updated 01:15 pm EDT, Wed April 22, 2009
Nokia CWM Disappointment
Nokia's Comes With Music unlimited download service has performed well short of expectations, analysis by UK research group Music Ally says. The firm estimates that only 23,000 people have bought the special phones equipped with 1 year of music service and says the number is exceptionally low given the amount of advertising. The UK was the first country to adopt the service and is considered a potential sign of Comes With Music's performance elsewhere.
"If anything I was rather kind in not saying it was a complete catastrophe," Paul Brindley of Music Ally says. "It's a big disappointment because very rarely, if ever, have we seen a digital music service that's been so widely promoted in the mainstream media."

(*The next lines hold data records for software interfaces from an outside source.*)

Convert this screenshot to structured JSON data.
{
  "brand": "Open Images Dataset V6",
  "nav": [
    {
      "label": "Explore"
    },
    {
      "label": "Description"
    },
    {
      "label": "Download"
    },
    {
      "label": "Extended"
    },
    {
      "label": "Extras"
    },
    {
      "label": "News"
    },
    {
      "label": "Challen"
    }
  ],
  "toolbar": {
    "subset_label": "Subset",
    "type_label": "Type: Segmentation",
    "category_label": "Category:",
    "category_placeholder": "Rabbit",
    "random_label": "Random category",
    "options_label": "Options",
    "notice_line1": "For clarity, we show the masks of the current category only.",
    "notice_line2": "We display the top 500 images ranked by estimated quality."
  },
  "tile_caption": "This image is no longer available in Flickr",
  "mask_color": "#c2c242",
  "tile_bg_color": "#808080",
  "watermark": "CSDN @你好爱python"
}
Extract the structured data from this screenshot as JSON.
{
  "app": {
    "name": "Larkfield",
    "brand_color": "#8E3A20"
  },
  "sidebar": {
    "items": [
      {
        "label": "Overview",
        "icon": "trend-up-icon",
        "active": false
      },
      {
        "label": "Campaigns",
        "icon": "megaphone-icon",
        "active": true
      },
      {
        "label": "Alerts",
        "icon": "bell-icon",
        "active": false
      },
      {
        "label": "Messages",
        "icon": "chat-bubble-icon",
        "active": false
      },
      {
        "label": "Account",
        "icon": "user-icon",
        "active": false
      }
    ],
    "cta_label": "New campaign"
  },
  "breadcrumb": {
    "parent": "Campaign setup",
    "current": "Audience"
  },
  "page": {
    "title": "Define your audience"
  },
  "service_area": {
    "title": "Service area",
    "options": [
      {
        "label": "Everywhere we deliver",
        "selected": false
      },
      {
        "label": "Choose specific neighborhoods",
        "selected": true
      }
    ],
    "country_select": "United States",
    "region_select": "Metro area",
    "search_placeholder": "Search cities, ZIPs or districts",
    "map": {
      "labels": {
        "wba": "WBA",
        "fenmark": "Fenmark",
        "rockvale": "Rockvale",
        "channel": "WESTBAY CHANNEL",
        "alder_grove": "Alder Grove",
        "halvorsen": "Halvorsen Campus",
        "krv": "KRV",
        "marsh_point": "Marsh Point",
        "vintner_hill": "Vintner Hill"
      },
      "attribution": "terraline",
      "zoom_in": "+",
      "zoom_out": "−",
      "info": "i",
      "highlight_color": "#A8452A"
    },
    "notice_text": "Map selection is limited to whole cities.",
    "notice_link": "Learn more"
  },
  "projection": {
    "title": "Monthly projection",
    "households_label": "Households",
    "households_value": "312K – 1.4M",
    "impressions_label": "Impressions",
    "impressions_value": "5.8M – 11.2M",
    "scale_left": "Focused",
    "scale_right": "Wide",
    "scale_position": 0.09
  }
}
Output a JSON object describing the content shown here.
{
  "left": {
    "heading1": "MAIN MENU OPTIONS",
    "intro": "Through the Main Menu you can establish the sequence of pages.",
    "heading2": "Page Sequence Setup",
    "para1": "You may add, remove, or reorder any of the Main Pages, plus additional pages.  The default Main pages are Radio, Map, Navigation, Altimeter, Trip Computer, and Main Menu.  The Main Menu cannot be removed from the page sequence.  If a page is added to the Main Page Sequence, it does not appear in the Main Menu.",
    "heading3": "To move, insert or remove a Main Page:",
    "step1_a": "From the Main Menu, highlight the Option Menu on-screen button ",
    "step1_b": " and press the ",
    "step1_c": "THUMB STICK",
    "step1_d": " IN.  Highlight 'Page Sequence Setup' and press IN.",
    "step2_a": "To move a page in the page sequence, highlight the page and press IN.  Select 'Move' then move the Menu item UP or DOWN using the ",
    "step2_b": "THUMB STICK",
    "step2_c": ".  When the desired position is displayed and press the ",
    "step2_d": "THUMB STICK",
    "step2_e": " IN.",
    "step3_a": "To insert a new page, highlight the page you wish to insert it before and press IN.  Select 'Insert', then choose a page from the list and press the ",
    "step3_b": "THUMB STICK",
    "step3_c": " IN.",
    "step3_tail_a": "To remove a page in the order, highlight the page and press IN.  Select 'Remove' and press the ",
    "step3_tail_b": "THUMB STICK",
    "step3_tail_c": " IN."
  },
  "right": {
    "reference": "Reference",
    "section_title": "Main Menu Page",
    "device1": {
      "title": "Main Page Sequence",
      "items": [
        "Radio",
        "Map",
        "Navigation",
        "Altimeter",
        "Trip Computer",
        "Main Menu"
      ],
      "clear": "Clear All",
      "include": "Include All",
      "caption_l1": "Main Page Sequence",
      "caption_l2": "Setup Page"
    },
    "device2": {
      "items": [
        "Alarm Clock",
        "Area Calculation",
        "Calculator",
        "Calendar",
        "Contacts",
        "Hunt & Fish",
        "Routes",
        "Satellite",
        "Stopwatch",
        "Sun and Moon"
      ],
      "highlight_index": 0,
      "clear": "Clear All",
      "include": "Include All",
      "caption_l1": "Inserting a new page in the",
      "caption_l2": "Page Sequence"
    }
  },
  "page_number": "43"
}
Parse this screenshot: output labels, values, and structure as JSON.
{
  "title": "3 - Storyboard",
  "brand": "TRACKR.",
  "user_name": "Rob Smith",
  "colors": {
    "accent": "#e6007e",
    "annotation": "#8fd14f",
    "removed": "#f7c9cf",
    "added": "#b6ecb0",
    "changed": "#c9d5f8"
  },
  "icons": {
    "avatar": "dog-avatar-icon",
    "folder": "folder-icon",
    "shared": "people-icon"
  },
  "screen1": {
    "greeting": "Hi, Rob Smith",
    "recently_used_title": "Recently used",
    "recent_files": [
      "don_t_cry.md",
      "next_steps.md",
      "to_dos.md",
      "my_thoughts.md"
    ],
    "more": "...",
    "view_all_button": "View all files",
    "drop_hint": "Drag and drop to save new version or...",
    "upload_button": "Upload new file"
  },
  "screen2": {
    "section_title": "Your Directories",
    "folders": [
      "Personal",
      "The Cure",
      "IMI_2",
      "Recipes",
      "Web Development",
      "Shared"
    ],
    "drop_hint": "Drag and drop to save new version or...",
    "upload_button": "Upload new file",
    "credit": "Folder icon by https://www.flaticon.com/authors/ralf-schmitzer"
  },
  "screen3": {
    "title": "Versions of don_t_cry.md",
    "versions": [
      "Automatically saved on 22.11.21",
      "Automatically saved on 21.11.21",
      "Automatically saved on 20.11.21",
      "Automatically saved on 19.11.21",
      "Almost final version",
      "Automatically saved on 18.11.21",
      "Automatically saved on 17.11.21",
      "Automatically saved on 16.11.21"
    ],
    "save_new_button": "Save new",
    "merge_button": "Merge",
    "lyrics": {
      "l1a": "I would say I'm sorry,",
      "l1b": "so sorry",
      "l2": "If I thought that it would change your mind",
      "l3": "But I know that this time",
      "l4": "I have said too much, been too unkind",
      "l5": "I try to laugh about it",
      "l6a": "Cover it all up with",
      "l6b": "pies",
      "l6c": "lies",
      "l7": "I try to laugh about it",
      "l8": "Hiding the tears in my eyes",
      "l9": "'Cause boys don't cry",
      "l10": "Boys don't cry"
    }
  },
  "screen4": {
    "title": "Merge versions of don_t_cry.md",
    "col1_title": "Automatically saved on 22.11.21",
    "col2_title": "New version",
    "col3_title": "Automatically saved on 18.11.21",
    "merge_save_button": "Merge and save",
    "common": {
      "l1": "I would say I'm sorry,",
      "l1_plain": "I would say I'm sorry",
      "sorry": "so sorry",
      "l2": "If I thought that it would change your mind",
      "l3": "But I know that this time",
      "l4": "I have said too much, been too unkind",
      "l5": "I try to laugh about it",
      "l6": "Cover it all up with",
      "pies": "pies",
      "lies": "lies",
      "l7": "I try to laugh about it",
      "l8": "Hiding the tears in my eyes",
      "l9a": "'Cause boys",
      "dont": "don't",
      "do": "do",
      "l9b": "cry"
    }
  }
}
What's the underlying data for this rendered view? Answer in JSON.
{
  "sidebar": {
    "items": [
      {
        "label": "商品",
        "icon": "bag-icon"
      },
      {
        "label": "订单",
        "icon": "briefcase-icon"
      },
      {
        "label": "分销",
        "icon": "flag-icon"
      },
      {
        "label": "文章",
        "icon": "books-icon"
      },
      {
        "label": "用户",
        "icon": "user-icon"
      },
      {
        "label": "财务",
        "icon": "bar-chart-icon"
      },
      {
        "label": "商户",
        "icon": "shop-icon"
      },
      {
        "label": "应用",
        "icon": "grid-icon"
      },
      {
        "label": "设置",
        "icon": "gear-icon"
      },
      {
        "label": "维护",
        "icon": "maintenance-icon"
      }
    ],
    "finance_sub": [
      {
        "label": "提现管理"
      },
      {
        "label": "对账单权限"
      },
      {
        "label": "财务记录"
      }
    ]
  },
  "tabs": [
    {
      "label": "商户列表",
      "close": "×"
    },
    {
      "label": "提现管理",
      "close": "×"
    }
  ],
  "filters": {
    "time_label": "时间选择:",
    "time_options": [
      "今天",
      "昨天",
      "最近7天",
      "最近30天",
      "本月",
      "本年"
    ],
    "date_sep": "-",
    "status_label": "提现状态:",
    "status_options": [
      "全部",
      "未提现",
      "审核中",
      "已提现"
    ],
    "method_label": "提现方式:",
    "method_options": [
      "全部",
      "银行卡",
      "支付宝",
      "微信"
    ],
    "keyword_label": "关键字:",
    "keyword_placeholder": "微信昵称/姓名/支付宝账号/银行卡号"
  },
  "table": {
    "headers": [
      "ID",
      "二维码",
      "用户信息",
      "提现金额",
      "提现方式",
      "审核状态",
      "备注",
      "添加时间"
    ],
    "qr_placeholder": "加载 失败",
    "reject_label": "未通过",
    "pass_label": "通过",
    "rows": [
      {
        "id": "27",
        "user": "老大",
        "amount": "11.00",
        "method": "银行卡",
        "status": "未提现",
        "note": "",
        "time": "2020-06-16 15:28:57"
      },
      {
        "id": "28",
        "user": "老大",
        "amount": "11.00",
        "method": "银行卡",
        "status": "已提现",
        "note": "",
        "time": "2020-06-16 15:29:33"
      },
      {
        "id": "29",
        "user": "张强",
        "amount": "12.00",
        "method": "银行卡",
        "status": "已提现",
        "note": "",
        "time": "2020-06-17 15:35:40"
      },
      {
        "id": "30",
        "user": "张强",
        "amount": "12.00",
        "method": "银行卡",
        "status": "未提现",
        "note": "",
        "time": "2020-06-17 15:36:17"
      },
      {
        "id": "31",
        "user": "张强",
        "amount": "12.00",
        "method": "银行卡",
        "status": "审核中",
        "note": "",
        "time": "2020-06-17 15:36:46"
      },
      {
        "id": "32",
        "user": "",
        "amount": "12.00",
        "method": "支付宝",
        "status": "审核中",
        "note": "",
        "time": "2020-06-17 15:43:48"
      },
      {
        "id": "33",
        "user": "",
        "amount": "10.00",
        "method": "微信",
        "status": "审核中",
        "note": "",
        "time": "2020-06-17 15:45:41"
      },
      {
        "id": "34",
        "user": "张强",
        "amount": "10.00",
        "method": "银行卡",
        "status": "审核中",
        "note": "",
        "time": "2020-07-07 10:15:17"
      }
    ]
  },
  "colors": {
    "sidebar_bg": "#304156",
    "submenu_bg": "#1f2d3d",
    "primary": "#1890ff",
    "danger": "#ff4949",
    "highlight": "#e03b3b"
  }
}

Nokia's music head Tim Grimsditch says the company hasn't released any statistics and thus that any numbers are unofficial, but defends Comes With Music as having a "very new business model" and says Nokia hopes to adjust both the strategy itself as well as its marketing pitch. A positive report should be available within 6 months, he says.
If the estimate is accurate, the figure represents a poor start for the service and for Universal Music, which is responsible for originally creating the concept. The label had seen Comes With Music as a way of evading dependence on Apple by putting a greater reliance on subscription music for phones rather than pay-per-track downloads on PCs. However, Music Ally's Brindley argues that Comes With Music has ultimately pushed users towards Apple as Nokia's insistence on protected Windows Media files has prevented customers from easily moving their songs to the Apple devices they already have. The removal of copy protection from iTunes songs is thought to be in some cases encouraging a further shift away from Nokia's strategy.
"People just want to be able to do what they want to do with the music," he says. "Consumers will ask, why can't I put this on my iPod? Obviously, Nokia wants to use this as a way to get people away from using music on their iPods, but as a music service in itself, Comes With Music just hasn't hit the mark."